  2. Reply
    Chad says:

    I was intending to buy an iPad 5 with touch id and a gold color… Very disapointing , I hope that crApple’s stocks will be even worse than now.

      1. Reply
        Chad says:

        You are the idiot , even if these are rumors , we all know that rumors about the iphone 5s were all true , so why wouldn’t the ipad 5 , that is being leaked every day , be exactly like how all those rumors are talking about?

    1. Reply
      ChristopherH10 says:

      Gold is a crappy color for an ipad anyway … imagine all the scratches … and if you put a folio on it why order gold? The big color seller is going to be the space gray.

      And touch ID is an aesthetic change. It has little (at present) relevance to the device’s core functions.

      So you you’re an anti-Apple troll … go buy a POS Surface and see if that makes you happy.

      1. Reply
        Chad says:

        You clearly are an apple assboy , no one here talked about the surface , and I would never buy a such device since the microsoft store is very poor and doesn’t have many apps, plus I have an iPad 2 and an iphone and a galaxy note 2 so I am not a fanboy of anything or anti-apple troll I also really wanted touch id to change the ugly home button , the new one looks so luxurious with the metal ring around it

        1. Reply
          ChristopherH10 says:

          wah!!!! I can’t have my touch ID! wah!!!! I’m just gonna go sell all my Apple stock and throw a temper tantrum and call people bad names. wah!!!

          Grow up.

  3. Reply
    Jony says:

    the only thing that I can’t understand is how did the touch ID home button fit in the ipad 5 but the normal home button didn’t?

  4. Reply
    siwo says:

    If the iPad mini 2 has a retina display, I’m going to line up at the doors before their doors open to get one. If it doesn’t, then I’ll sit comfortably at home while the heat dies down to get an iPad 5. Enough said.

      1. Reply
        iComputerGeek101 says:

        I’d still buy one. The resolution is ok as it is. Touch I’D is a great feature, and I hope they implement it in the iPad mini 2. But a retina display would be great too.

  5. Reply
    buttkiss says:

    Kuo doesnt know his ass from his head. Touch ID is easy for them to implement now and will be a “highly marketable feature”. Bet money on it.

    1. Reply
      ChristopherH10 says:

      According to the sources, the problem isn’t implementation, but supply.
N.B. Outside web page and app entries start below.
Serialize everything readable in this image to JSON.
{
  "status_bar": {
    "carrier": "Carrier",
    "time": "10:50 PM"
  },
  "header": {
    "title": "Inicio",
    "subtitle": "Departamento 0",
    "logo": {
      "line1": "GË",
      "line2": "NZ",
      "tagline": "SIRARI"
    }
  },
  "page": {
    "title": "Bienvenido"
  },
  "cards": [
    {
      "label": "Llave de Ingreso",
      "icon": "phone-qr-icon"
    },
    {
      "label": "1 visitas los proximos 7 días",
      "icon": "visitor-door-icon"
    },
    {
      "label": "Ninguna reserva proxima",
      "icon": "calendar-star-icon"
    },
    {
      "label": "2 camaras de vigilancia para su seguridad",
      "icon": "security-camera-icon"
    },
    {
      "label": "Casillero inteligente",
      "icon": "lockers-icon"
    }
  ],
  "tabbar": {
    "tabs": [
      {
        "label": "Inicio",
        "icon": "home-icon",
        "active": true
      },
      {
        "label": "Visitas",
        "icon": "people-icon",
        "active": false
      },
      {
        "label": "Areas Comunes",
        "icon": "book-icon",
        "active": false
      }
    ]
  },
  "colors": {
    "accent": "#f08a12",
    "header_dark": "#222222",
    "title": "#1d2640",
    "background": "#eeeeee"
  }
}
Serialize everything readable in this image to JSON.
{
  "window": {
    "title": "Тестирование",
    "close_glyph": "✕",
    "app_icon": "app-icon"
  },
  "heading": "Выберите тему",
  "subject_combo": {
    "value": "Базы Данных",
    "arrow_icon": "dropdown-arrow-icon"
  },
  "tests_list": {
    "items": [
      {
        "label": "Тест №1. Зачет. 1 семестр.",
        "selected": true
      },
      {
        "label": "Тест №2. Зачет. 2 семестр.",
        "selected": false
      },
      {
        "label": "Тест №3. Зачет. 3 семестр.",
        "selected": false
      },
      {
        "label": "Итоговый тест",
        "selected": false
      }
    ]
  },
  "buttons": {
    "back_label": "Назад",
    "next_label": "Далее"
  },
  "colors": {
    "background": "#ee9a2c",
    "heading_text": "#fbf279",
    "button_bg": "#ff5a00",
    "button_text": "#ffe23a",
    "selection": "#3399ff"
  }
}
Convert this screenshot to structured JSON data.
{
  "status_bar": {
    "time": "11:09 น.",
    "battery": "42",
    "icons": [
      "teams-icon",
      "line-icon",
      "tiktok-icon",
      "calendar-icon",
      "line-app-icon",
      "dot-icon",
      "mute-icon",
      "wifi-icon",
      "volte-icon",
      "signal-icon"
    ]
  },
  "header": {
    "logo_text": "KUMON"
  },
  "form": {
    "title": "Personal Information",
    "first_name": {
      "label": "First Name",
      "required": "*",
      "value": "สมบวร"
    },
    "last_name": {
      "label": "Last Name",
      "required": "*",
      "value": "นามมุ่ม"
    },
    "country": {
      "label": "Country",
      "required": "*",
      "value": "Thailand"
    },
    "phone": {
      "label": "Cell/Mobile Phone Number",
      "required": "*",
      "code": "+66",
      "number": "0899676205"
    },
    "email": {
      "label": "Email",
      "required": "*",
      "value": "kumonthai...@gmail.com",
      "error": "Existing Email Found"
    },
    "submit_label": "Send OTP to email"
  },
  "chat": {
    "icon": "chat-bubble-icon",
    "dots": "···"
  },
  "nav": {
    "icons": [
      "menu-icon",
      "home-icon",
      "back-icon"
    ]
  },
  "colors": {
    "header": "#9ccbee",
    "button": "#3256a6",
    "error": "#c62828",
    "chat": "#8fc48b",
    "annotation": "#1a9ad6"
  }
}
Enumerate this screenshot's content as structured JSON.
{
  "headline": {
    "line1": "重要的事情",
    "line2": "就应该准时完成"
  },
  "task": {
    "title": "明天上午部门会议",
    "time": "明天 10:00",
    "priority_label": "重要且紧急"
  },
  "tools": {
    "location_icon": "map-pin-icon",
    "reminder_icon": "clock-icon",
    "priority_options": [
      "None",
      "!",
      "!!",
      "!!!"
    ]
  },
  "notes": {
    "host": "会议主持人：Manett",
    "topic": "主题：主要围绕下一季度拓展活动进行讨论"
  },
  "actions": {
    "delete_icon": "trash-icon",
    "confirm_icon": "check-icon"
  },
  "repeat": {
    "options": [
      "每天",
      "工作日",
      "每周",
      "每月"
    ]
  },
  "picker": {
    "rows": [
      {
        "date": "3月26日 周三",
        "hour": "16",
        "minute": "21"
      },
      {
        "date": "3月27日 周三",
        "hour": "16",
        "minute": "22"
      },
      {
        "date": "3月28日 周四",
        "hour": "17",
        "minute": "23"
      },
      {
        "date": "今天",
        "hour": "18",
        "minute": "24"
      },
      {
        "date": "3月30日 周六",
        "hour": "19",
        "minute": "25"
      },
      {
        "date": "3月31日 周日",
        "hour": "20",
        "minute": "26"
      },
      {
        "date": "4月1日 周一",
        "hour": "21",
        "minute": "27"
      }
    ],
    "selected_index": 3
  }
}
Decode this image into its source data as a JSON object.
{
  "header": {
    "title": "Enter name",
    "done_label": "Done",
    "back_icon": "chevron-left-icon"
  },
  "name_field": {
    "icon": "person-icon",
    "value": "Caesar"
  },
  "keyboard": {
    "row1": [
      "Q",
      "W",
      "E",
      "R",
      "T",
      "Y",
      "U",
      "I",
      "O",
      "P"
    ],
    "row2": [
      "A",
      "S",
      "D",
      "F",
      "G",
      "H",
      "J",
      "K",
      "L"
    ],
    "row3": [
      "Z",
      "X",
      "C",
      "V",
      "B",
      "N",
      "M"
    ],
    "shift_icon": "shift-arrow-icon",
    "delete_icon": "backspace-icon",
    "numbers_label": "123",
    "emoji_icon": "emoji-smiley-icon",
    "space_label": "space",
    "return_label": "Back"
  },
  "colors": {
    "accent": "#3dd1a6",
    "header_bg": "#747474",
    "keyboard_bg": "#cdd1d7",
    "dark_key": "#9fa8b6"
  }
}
They can’t produce enough for the iPhone 5 as it is …

Live Comment

Your email address will not be published.